◆ Extracted information
★ ★ ★ ★
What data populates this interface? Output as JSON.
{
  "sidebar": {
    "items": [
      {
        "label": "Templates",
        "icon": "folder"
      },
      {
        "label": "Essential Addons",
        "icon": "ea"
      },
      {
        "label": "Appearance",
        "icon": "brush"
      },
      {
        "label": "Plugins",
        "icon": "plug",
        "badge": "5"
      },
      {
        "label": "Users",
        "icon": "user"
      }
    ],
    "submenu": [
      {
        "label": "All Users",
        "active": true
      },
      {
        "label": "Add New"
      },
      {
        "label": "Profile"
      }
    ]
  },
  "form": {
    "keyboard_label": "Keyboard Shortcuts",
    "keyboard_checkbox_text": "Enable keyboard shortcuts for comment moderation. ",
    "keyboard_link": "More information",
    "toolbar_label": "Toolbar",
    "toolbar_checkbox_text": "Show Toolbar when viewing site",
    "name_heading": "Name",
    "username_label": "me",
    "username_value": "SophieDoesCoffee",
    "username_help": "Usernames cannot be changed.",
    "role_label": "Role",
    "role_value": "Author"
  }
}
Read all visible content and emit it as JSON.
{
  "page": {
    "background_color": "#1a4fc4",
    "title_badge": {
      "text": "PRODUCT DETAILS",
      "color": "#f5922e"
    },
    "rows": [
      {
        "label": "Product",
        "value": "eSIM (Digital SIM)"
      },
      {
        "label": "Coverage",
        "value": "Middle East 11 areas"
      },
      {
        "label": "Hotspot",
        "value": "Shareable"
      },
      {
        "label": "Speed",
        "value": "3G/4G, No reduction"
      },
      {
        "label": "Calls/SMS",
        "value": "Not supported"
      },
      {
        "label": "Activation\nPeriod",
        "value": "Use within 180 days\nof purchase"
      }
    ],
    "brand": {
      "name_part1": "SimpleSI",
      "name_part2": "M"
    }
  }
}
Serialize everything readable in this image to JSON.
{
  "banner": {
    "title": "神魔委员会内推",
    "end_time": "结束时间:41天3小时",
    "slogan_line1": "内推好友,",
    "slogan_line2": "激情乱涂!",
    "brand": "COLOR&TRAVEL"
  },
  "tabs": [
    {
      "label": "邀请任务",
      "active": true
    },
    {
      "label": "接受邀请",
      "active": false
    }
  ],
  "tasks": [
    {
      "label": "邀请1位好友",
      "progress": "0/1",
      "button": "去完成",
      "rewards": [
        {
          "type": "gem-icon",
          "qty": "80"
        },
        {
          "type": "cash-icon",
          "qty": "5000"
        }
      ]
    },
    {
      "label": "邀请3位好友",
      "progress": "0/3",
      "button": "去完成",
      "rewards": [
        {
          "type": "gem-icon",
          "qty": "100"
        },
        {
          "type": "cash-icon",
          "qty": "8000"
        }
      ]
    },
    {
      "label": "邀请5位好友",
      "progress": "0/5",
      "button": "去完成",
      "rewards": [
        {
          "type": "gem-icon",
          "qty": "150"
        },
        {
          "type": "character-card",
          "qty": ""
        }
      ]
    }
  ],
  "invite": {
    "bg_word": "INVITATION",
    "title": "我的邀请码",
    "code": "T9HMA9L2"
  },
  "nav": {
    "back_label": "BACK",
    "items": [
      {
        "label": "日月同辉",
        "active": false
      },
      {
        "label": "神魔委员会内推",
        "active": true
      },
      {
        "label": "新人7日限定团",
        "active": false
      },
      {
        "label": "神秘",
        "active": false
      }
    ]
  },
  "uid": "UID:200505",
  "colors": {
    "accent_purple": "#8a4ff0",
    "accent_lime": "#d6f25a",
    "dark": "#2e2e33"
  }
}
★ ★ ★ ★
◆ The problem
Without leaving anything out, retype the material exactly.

◆ Result of the exercise
What data populates this interface? Output as JSON.
{
  "sidebar": {
    "items": [
      {
        "label": "Templates",
        "icon": "folder"
      },
      {
        "label": "Essential Addons",
        "icon": "ea"
      },
      {
        "label": "Appearance",
        "icon": "brush"
      },
      {
        "label": "Plugins",
        "icon": "plug",
        "badge": "5"
      },
      {
        "label": "Users",
        "icon": "user"
      }
    ],
    "submenu": [
      {
        "label": "All Users",
        "active": true
      },
      {
        "label": "Add New"
      },
      {
        "label": "Profile"
      }
    ]
  },
  "form": {
    "keyboard_label": "Keyboard Shortcuts",
    "keyboard_checkbox_text": "Enable keyboard shortcuts for comment moderation. ",
    "keyboard_link": "More information",
    "toolbar_label": "Toolbar",
    "toolbar_checkbox_text": "Show Toolbar when viewing site",
    "name_heading": "Name",
    "username_label": "me",
    "username_value": "SophieDoesCoffee",
    "username_help": "Usernames cannot be changed.",
    "role_label": "Role",
    "role_value": "Author"
  }
}
Read all visible content and emit it as JSON.
{
  "page": {
    "background_color": "#1a4fc4",
    "title_badge": {
      "text": "PRODUCT DETAILS",
      "color": "#f5922e"
    },
    "rows": [
      {
        "label": "Product",
        "value": "eSIM (Digital SIM)"
      },
      {
        "label": "Coverage",
        "value": "Middle East 11 areas"
      },
      {
        "label": "Hotspot",
        "value": "Shareable"
      },
      {
        "label": "Speed",
        "value": "3G/4G, No reduction"
      },
      {
        "label": "Calls/SMS",
        "value": "Not supported"
      },
      {
        "label": "Activation\nPeriod",
        "value": "Use within 180 days\nof purchase"
      }
    ],
    "brand": {
      "name_part1": "SimpleSI",
      "name_part2": "M"
    }
  }
}
Serialize everything readable in this image to JSON.
{
  "banner": {
    "title": "神魔委员会内推",
    "end_time": "结束时间:41天3小时",
    "slogan_line1": "内推好友,",
    "slogan_line2": "激情乱涂!",
    "brand": "COLOR&TRAVEL"
  },
  "tabs": [
    {
      "label": "邀请任务",
      "active": true
    },
    {
      "label": "接受邀请",
      "active": false
    }
  ],
  "tasks": [
    {
      "label": "邀请1位好友",
      "progress": "0/1",
      "button": "去完成",
      "rewards": [
        {
          "type": "gem-icon",
          "qty": "80"
        },
        {
          "type": "cash-icon",
          "qty": "5000"
        }
      ]
    },
    {
      "label": "邀请3位好友",
      "progress": "0/3",
      "button": "去完成",
      "rewards": [
        {
          "type": "gem-icon",
          "qty": "100"
        },
        {
          "type": "cash-icon",
          "qty": "8000"
        }
      ]
    },
    {
      "label": "邀请5位好友",
      "progress": "0/5",
      "button": "去完成",
      "rewards": [
        {
          "type": "gem-icon",
          "qty": "150"
        },
        {
          "type": "character-card",
          "qty": ""
        }
      ]
    }
  ],
  "invite": {
    "bg_word": "INVITATION",
    "title": "我的邀请码",
    "code": "T9HMA9L2"
  },
  "nav": {
    "back_label": "BACK",
    "items": [
      {
        "label": "日月同辉",
        "active": false
      },
      {
        "label": "神魔委员会内推",
        "active": true
      },
      {
        "label": "新人7日限定团",
        "active": false
      },
      {
        "label": "神秘",
        "active": false
      }
    ]
  },
  "uid": "UID:200505",
  "colors": {
    "accent_purple": "#8a4ff0",
    "accent_lime": "#d6f25a",
    "dark": "#2e2e33"
  }
}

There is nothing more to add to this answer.